|Colorado College Farm|
Over the past century, industrial agriculture has become the dominant means of food and fiber production for our country. Industrial agriculture has consolidated dynamic agrarian communities into large-scale, monoculture farms. While this may seem economically efficient, industrial agriculture threatens local farming economies, land fertility, environmental health, and the future of our agricultural systems.
In response to the threat posed by corporate farming, a global movement to preserve, maintain, and create alternative agricultural methods has emerged. Sustainable agriculture is an ideology that encompasses the health of the land and its biological systems, as well as social and economic equity for farmers and their communities. It emphasizes the use of renewable resources, minimum off-farm inputs, water and soil management, as well as natural pest and disease control. Sustainable agriculture supports a strong relationship to local markets, where farmers supply their region with the majority of its food needs. This increases profitability for the farmers and enhances the connection between people and the food that they eat, while promoting stable local economies.
Crafting such a sustainable system of agriculture is one of the most complex and intellectually challenging issues facing our generation. As a distinguished liberal arts school, Colorado College is poised to meet this challenge. The CC Farm will serve as a focal point for interdisciplinary learning and problem solving, drawing together students and faculty from a wide range of academic disciplines. The establishment of this living laboratory will provide an invaluable resource for all academic departments. By working with the historic Venetucci farm, local farmers and the PPCF, the CC Farm will connect Colorado College to the larger community.
One of the seven Core Values of Colorado College states, “nurture a sense of place and an ethic of environmental sustainability.” The CC Farm will meet this need by giving students the opportunity to directly connect with southwestern landscape and community through the practice of sustainable agriculture. Physical labor and intellectual pursuit will help students to develop a profound sense of place. In his poem “Standing Ground,” Wendell Berry writes, “better than any argument is to rise at dawn/ and pick dew-wet red berries in a cup.” The CC Farm will offer such a “standing ground” – a place to put education to use, build community, and ultimately, practice the quiet activism of growing and harvesting one’s own food.

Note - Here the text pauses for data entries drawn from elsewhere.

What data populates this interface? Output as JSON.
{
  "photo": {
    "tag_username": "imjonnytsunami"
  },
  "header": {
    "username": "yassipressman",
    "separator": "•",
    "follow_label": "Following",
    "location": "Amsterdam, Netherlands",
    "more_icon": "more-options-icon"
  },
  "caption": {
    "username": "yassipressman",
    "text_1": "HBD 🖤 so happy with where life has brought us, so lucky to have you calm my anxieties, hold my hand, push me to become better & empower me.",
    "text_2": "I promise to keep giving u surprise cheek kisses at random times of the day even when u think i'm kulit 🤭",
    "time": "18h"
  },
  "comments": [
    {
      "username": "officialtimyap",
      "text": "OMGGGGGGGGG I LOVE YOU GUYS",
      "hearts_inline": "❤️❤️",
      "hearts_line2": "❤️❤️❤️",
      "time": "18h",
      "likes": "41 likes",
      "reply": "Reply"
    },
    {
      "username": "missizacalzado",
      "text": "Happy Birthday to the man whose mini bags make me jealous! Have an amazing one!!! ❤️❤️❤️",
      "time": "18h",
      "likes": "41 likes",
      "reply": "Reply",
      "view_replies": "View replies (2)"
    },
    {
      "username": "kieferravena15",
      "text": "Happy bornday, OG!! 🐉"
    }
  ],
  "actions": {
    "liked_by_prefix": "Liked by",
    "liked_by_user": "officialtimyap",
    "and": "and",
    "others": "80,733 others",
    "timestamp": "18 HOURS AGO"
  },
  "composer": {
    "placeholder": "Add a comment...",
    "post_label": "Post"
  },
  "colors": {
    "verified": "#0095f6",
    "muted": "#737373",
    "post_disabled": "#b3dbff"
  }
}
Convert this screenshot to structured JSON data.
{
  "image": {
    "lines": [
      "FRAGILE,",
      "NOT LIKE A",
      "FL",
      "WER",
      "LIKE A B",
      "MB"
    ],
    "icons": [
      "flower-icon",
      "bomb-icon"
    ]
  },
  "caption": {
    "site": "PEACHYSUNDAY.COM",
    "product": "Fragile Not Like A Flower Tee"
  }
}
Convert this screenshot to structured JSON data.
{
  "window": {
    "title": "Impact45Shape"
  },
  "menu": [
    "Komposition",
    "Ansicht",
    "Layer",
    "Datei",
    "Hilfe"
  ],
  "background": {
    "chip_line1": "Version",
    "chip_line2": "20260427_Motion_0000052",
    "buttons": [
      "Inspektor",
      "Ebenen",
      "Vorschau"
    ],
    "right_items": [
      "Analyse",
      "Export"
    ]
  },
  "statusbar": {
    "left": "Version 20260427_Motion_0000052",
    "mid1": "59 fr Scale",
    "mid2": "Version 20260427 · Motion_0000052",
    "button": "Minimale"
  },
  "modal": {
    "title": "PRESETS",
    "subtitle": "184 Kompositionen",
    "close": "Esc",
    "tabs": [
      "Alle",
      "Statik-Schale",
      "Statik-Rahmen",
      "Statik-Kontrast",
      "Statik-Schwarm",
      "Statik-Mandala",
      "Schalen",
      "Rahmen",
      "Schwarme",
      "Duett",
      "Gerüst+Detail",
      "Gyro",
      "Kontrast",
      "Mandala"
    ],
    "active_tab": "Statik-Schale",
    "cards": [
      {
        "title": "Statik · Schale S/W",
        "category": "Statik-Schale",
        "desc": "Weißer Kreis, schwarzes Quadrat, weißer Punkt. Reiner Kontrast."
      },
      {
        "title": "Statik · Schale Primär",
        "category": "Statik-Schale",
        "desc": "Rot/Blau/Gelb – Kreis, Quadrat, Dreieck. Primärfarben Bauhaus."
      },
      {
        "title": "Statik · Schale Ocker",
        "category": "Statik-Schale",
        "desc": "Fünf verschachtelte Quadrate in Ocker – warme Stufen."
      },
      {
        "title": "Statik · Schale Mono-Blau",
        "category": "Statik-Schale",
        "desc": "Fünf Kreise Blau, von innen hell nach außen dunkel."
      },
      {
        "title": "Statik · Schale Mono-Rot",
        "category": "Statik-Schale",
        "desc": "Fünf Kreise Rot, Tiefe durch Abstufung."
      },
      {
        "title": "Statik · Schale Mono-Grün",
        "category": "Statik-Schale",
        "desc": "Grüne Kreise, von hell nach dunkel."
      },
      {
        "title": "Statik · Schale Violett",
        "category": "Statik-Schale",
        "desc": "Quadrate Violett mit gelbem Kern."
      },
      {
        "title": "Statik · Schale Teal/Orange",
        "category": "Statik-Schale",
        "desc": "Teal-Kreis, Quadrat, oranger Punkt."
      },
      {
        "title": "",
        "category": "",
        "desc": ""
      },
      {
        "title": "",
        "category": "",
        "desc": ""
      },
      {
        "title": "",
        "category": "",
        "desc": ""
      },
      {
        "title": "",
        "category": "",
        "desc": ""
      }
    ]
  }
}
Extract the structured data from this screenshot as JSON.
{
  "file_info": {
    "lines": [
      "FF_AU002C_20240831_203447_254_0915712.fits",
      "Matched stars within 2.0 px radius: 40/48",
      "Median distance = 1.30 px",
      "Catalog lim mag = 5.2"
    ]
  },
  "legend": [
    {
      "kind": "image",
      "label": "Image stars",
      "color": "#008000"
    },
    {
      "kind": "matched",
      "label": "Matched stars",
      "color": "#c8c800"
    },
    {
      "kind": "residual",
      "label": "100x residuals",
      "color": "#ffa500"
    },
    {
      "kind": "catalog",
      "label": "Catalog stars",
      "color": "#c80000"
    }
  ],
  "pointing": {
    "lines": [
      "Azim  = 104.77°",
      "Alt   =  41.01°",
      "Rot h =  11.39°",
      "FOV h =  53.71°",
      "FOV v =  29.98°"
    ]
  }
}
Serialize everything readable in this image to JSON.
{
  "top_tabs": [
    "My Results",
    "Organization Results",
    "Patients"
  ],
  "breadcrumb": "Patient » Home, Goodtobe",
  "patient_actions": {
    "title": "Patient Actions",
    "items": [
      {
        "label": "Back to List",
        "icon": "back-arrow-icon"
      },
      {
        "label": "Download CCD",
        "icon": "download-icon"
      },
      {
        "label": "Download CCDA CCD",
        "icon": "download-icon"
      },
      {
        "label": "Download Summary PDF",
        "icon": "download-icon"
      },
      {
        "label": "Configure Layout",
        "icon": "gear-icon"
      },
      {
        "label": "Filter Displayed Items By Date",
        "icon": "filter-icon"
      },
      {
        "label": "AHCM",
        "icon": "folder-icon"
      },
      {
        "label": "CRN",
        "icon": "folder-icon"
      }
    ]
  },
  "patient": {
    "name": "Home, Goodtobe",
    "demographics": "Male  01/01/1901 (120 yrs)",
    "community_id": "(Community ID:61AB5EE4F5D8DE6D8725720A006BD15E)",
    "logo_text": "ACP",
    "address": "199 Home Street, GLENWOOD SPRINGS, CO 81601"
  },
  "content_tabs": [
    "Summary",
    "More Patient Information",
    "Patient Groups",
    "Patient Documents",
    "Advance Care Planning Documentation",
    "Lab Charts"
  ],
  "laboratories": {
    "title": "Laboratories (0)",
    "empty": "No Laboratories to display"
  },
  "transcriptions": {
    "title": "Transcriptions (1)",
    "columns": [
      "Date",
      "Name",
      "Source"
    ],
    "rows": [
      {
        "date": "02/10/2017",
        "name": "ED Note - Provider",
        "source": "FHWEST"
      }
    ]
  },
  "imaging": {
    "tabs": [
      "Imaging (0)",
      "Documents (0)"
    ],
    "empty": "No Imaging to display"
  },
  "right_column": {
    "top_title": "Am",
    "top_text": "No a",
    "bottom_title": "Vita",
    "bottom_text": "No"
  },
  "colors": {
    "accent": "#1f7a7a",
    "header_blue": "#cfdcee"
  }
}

In her essay, Globalization and Industrial Agriculture, Debi Barker states, “how we grow our food and maintain our food systems determines the dignity, fundamental rights, and survival of the planet and all of us who inhabit it.” It is our responsibility to promote the stewardship of the land and its resources, as well as a stable food system on which we can depend.